your own subsequent direction. He acquiesced in your statement
that the Saturday's conversation ended with an expectation that
there would be a subsequent conference on the subject, which he,
as well as yourself, supposed could seasonably take place on
You then alluded to the fact that General Grant did not call upon
you on Monday, as you had expected from that conversation.
General Grant admitted that it was his expectation or purpose to
call upon you on Monday. General Grant assigned reasons for the
omission. He said he was in conference with General Sherman; that
there were many little matters to be attended to. He had
conversed upon the matter of the incumbency of the War Department
with General Sherman, and he expected that General Sherman would
call upon you on Monday. My own mind suggested a further
explanation, but I do not remember whether it was mentioned or
not-namely, that it was not supposed by General Grant on Monday
that the Senate would decide the question so promptly as to
anticipate further explanation between yourself and him if
delayed beyond that day. General Grant made another
explanation--that he was engaged on Sunday with General Sherman,
and, I think, also on Monday, in regard to the War Department
matter, with a hope, though he did not say in an effort, to
procure an amicable settlement of the affair of Mr. Stanton, and
he still hoped that it would be brought about.

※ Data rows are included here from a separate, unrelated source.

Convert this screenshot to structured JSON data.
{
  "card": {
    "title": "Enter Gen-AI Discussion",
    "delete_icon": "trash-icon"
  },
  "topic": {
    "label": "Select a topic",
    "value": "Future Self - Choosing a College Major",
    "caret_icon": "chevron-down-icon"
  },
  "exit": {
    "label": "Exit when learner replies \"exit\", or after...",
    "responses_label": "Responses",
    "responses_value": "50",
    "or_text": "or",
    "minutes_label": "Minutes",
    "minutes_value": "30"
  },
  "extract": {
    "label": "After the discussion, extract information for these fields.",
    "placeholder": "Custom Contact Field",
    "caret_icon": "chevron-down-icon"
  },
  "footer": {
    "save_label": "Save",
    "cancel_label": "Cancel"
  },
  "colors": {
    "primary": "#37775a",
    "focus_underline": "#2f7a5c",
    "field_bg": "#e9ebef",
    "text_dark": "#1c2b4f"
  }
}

I have the honor to be, with great respect, your obedient
William H. Seward.
To the President.